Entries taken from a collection
▼

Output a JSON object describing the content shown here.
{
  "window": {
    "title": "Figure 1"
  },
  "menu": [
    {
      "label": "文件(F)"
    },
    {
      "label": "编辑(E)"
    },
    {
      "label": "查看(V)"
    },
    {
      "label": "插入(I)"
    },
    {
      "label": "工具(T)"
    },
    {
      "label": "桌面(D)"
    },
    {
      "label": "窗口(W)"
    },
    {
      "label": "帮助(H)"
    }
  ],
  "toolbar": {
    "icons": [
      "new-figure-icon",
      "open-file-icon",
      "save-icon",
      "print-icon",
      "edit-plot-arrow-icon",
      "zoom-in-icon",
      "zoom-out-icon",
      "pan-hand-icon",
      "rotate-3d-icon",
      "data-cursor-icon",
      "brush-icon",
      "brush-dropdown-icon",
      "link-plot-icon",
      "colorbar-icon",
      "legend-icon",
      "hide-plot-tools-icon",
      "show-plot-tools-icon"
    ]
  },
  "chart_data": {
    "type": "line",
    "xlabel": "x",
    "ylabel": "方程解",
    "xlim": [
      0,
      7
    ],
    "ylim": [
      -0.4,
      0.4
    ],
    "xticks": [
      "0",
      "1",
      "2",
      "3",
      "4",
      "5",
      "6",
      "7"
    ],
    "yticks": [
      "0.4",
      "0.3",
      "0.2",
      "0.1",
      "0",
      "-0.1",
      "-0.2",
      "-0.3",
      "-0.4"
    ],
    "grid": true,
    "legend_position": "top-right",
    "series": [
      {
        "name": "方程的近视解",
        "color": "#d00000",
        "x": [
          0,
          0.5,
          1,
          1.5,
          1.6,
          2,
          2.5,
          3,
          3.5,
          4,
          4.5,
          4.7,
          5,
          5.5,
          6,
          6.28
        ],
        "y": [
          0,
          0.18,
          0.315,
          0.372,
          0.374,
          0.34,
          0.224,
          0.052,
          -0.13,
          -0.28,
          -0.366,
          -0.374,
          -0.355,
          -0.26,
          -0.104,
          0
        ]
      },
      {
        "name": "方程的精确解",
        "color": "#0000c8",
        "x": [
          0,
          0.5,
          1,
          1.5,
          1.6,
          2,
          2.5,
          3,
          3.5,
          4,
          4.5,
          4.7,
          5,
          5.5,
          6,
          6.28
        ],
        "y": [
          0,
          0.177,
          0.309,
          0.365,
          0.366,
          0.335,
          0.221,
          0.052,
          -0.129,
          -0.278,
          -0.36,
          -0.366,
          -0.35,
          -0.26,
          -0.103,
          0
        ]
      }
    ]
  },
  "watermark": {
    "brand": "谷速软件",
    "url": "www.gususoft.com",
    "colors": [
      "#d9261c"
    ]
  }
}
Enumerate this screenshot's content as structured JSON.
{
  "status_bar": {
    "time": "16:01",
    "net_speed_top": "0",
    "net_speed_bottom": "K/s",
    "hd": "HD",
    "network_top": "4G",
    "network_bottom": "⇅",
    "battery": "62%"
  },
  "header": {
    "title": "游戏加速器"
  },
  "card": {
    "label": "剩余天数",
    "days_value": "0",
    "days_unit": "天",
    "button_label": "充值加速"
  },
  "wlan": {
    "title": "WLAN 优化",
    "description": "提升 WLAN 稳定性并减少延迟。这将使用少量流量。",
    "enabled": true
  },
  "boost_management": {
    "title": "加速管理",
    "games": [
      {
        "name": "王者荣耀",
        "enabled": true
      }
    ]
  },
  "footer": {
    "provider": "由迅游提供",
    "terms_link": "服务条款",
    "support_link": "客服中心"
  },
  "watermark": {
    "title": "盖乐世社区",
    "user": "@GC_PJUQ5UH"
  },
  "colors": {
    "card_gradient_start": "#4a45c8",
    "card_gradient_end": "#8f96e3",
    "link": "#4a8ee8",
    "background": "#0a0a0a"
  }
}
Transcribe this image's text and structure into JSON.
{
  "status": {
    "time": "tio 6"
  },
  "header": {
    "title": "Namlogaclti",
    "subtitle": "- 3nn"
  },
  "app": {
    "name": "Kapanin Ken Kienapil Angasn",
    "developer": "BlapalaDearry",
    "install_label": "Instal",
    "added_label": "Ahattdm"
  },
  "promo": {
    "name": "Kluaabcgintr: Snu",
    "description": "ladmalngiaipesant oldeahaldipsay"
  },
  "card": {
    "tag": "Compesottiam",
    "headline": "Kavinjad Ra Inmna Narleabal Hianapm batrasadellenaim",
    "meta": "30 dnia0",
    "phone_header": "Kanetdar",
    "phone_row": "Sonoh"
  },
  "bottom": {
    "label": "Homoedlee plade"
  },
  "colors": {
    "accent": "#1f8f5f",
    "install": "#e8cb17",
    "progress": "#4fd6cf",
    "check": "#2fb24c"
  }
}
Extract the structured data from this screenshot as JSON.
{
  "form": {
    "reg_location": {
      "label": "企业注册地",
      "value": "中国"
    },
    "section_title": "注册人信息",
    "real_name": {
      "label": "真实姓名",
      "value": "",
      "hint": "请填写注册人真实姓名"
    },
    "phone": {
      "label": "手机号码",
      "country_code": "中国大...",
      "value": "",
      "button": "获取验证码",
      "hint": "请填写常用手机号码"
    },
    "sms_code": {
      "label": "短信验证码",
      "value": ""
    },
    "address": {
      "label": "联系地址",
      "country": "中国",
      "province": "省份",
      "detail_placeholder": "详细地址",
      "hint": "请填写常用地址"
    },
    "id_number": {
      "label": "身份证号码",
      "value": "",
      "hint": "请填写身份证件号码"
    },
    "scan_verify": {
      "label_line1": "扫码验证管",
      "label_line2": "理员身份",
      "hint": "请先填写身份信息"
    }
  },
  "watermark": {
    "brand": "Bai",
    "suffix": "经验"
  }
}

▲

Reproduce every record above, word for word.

• RESPONSE TO THIS EXERCISE
Output a JSON object describing the content shown here.
{
  "window": {
    "title": "Figure 1"
  },
  "menu": [
    {
      "label": "文件(F)"
    },
    {
      "label": "编辑(E)"
    },
    {
      "label": "查看(V)"
    },
    {
      "label": "插入(I)"
    },
    {
      "label": "工具(T)"
    },
    {
      "label": "桌面(D)"
    },
    {
      "label": "窗口(W)"
    },
    {
      "label": "帮助(H)"
    }
  ],
  "toolbar": {
    "icons": [
      "new-figure-icon",
      "open-file-icon",
      "save-icon",
      "print-icon",
      "edit-plot-arrow-icon",
      "zoom-in-icon",
      "zoom-out-icon",
      "pan-hand-icon",
      "rotate-3d-icon",
      "data-cursor-icon",
      "brush-icon",
      "brush-dropdown-icon",
      "link-plot-icon",
      "colorbar-icon",
      "legend-icon",
      "hide-plot-tools-icon",
      "show-plot-tools-icon"
    ]
  },
  "chart_data": {
    "type": "line",
    "xlabel": "x",
    "ylabel": "方程解",
    "xlim": [
      0,
      7
    ],
    "ylim": [
      -0.4,
      0.4
    ],
    "xticks": [
      "0",
      "1",
      "2",
      "3",
      "4",
      "5",
      "6",
      "7"
    ],
    "yticks": [
      "0.4",
      "0.3",
      "0.2",
      "0.1",
      "0",
      "-0.1",
      "-0.2",
      "-0.3",
      "-0.4"
    ],
    "grid": true,
    "legend_position": "top-right",
    "series": [
      {
        "name": "方程的近视解",
        "color": "#d00000",
        "x": [
          0,
          0.5,
          1,
          1.5,
          1.6,
          2,
          2.5,
          3,
          3.5,
          4,
          4.5,
          4.7,
          5,
          5.5,
          6,
          6.28
        ],
        "y": [
          0,
          0.18,
          0.315,
          0.372,
          0.374,
          0.34,
          0.224,
          0.052,
          -0.13,
          -0.28,
          -0.366,
          -0.374,
          -0.355,
          -0.26,
          -0.104,
          0
        ]
      },
      {
        "name": "方程的精确解",
        "color": "#0000c8",
        "x": [
          0,
          0.5,
          1,
          1.5,
          1.6,
          2,
          2.5,
          3,
          3.5,
          4,
          4.5,
          4.7,
          5,
          5.5,
          6,
          6.28
        ],
        "y": [
          0,
          0.177,
          0.309,
          0.365,
          0.366,
          0.335,
          0.221,
          0.052,
          -0.129,
          -0.278,
          -0.36,
          -0.366,
          -0.35,
          -0.26,
          -0.103,
          0
        ]
      }
    ]
  },
  "watermark": {
    "brand": "谷速软件",
    "url": "www.gususoft.com",
    "colors": [
      "#d9261c"
    ]
  }
}
Enumerate this screenshot's content as structured JSON.
{
  "status_bar": {
    "time": "16:01",
    "net_speed_top": "0",
    "net_speed_bottom": "K/s",
    "hd": "HD",
    "network_top": "4G",
    "network_bottom": "⇅",
    "battery": "62%"
  },
  "header": {
    "title": "游戏加速器"
  },
  "card": {
    "label": "剩余天数",
    "days_value": "0",
    "days_unit": "天",
    "button_label": "充值加速"
  },
  "wlan": {
    "title": "WLAN 优化",
    "description": "提升 WLAN 稳定性并减少延迟。这将使用少量流量。",
    "enabled": true
  },
  "boost_management": {
    "title": "加速管理",
    "games": [
      {
        "name": "王者荣耀",
        "enabled": true
      }
    ]
  },
  "footer": {
    "provider": "由迅游提供",
    "terms_link": "服务条款",
    "support_link": "客服中心"
  },
  "watermark": {
    "title": "盖乐世社区",
    "user": "@GC_PJUQ5UH"
  },
  "colors": {
    "card_gradient_start": "#4a45c8",
    "card_gradient_end": "#8f96e3",
    "link": "#4a8ee8",
    "background": "#0a0a0a"
  }
}
Transcribe this image's text and structure into JSON.
{
  "status": {
    "time": "tio 6"
  },
  "header": {
    "title": "Namlogaclti",
    "subtitle": "- 3nn"
  },
  "app": {
    "name": "Kapanin Ken Kienapil Angasn",
    "developer": "BlapalaDearry",
    "install_label": "Instal",
    "added_label": "Ahattdm"
  },
  "promo": {
    "name": "Kluaabcgintr: Snu",
    "description": "ladmalngiaipesant oldeahaldipsay"
  },
  "card": {
    "tag": "Compesottiam",
    "headline": "Kavinjad Ra Inmna Narleabal Hianapm batrasadellenaim",
    "meta": "30 dnia0",
    "phone_header": "Kanetdar",
    "phone_row": "Sonoh"
  },
  "bottom": {
    "label": "Homoedlee plade"
  },
  "colors": {
    "accent": "#1f8f5f",
    "install": "#e8cb17",
    "progress": "#4fd6cf",
    "check": "#2fb24c"
  }
}
Extract the structured data from this screenshot as JSON.
{
  "form": {
    "reg_location": {
      "label": "企业注册地",
      "value": "中国"
    },
    "section_title": "注册人信息",
    "real_name": {
      "label": "真实姓名",
      "value": "",
      "hint": "请填写注册人真实姓名"
    },
    "phone": {
      "label": "手机号码",
      "country_code": "中国大...",
      "value": "",
      "button": "获取验证码",
      "hint": "请填写常用手机号码"
    },
    "sms_code": {
      "label": "短信验证码",
      "value": ""
    },
    "address": {
      "label": "联系地址",
      "country": "中国",
      "province": "省份",
      "detail_placeholder": "详细地址",
      "hint": "请填写常用地址"
    },
    "id_number": {
      "label": "身份证号码",
      "value": "",
      "hint": "请填写身份证件号码"
    },
    "scan_verify": {
      "label_line1": "扫码验证管",
      "label_line2": "理员身份",
      "hint": "请先填写身份信息"
    }
  },
  "watermark": {
    "brand": "Bai",
    "suffix": "经验"
  }
}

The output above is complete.